Ximena said that from her end of the tattoo machine things felt different as well. I don’t want to misquote her on what she said and give possibly bad advice, but she did tell me about the ways she adjusted her machine to compensate for the area she would be working (this is definitely not a standard tattoo scenario!). Many mainstream articles or discussion boards will have a lot of straight up “no, don’t do it, it’s never going to last” but I think that as long as you are working with an artist who’s skill and opinion you trust, and you are communicating openly about what everyone’s expectations are, there is no reason to rule out palm tattoos as a body mod option. Edited to add: palm tattoos can last for as many years as a normal tattoo, with only minor wear, IF they are done correctly. Too shallow and the ink will be shed as the skin renews itself, too deep and you can damage the sensitive nerves and tendons underneath. But a good palm tattoo is as permanent as any other ink!
Closing at the open
And now here we are 3 days later, on 1-3-13. The tattoo is starting to heal, looking much like dried henna.

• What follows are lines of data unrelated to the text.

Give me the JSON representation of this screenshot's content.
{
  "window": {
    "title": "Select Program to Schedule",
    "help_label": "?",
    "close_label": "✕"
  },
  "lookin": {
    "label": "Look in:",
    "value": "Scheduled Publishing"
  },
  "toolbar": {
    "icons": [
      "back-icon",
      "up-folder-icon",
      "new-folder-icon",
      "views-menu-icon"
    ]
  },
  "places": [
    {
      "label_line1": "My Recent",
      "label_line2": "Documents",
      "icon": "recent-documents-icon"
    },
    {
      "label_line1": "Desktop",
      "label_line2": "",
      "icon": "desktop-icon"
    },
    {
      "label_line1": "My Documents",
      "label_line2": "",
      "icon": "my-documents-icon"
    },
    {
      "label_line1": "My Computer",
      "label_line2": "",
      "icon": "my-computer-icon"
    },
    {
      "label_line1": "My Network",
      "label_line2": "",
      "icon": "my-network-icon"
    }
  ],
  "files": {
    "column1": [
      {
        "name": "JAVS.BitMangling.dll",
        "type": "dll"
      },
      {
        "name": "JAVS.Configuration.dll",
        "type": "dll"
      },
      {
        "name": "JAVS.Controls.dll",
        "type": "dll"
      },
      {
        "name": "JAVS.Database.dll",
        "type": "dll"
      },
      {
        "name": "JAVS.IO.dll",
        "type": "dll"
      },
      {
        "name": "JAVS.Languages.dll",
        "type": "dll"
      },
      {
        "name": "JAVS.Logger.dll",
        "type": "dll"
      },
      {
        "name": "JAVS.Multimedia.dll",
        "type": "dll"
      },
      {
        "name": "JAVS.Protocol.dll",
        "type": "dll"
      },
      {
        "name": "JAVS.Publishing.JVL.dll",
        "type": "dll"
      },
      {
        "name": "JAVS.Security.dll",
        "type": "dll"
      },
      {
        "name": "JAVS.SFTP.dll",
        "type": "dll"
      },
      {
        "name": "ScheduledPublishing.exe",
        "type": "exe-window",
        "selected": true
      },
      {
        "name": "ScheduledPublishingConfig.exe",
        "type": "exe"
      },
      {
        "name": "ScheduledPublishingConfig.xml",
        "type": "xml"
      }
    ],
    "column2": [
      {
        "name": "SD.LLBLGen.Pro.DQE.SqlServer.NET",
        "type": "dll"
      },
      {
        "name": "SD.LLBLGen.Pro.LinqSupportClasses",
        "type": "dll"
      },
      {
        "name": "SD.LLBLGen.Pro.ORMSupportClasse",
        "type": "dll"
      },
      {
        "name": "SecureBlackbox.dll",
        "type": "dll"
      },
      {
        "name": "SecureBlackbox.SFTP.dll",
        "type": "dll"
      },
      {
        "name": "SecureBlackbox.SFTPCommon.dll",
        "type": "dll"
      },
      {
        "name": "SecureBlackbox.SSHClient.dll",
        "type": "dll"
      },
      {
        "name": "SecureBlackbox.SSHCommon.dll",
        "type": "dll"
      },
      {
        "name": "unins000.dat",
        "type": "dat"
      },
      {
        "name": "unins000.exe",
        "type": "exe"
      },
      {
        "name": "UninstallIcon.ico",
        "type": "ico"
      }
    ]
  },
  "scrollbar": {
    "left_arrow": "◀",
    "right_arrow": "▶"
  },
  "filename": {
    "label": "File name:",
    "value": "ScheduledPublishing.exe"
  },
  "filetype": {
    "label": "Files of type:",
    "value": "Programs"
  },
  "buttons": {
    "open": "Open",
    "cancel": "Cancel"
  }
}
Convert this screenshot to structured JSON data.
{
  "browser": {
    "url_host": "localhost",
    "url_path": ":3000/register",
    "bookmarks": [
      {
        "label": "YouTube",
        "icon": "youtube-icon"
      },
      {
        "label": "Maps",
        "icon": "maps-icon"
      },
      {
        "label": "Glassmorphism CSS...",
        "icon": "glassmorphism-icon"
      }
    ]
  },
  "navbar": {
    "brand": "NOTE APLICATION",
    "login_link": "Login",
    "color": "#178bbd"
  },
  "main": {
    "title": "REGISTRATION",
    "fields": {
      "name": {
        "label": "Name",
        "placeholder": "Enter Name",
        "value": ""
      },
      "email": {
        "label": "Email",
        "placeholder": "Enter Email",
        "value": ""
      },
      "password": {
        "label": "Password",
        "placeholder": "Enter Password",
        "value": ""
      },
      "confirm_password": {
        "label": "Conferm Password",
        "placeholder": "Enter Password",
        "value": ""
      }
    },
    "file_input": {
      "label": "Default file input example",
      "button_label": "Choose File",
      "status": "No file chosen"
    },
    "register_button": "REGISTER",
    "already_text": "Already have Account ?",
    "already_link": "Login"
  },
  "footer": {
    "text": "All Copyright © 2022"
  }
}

My hand is still quite sore, but I wouldn’t say it’s in a constant state of pain. There are things I can and can’t do with it that make me glad I didn’t get both palms tattooed at the same time… things like easily shuffle a Magic: the Gathering deck or pick up a cast iron pan. The tattoo itself is fine but the tissue under it is tense and sore, like a bruise without the discolouration. One of the more fascinating aspects is that because the skin on the palm is thicker while still being very translucent, I can see areas under the tattoo where it looks like the design is bleeding out; seems scary to think that your tattoo is going to end up looking like mush but research tells me this is normal and will go away in a couple of weeks. Overall healing seems normal and I expect pretty standard healing times; I’ll try to update again later on with its status.
We decided to leave the pupil open instead of filling it in because it’s always easier to add ink than it is to take it away! The piece will need some touch ups to even out lines and adjust things to my liking. I kind of enjoy the idea of leaving the pupil open for the extent of 2013, then getting it filled in on New Year’s Eve in a year to just round off the whole experience nicely, sealing in the good that I hope to experience in the coming months.
Will I ever get my right palm tattooed with the Eye of Ra, to have a matched set? Maybe. Maaaybe. But it would be many, many years away; both eyes were rarely depicted together since the left eye represents the Moon and the right eye the Sun. Both eyes together can represent being ever-present and seeing all, a level of symbolism that I don’t think I’m prepared for at this particular time in my life. Maybe when I’m 80. :)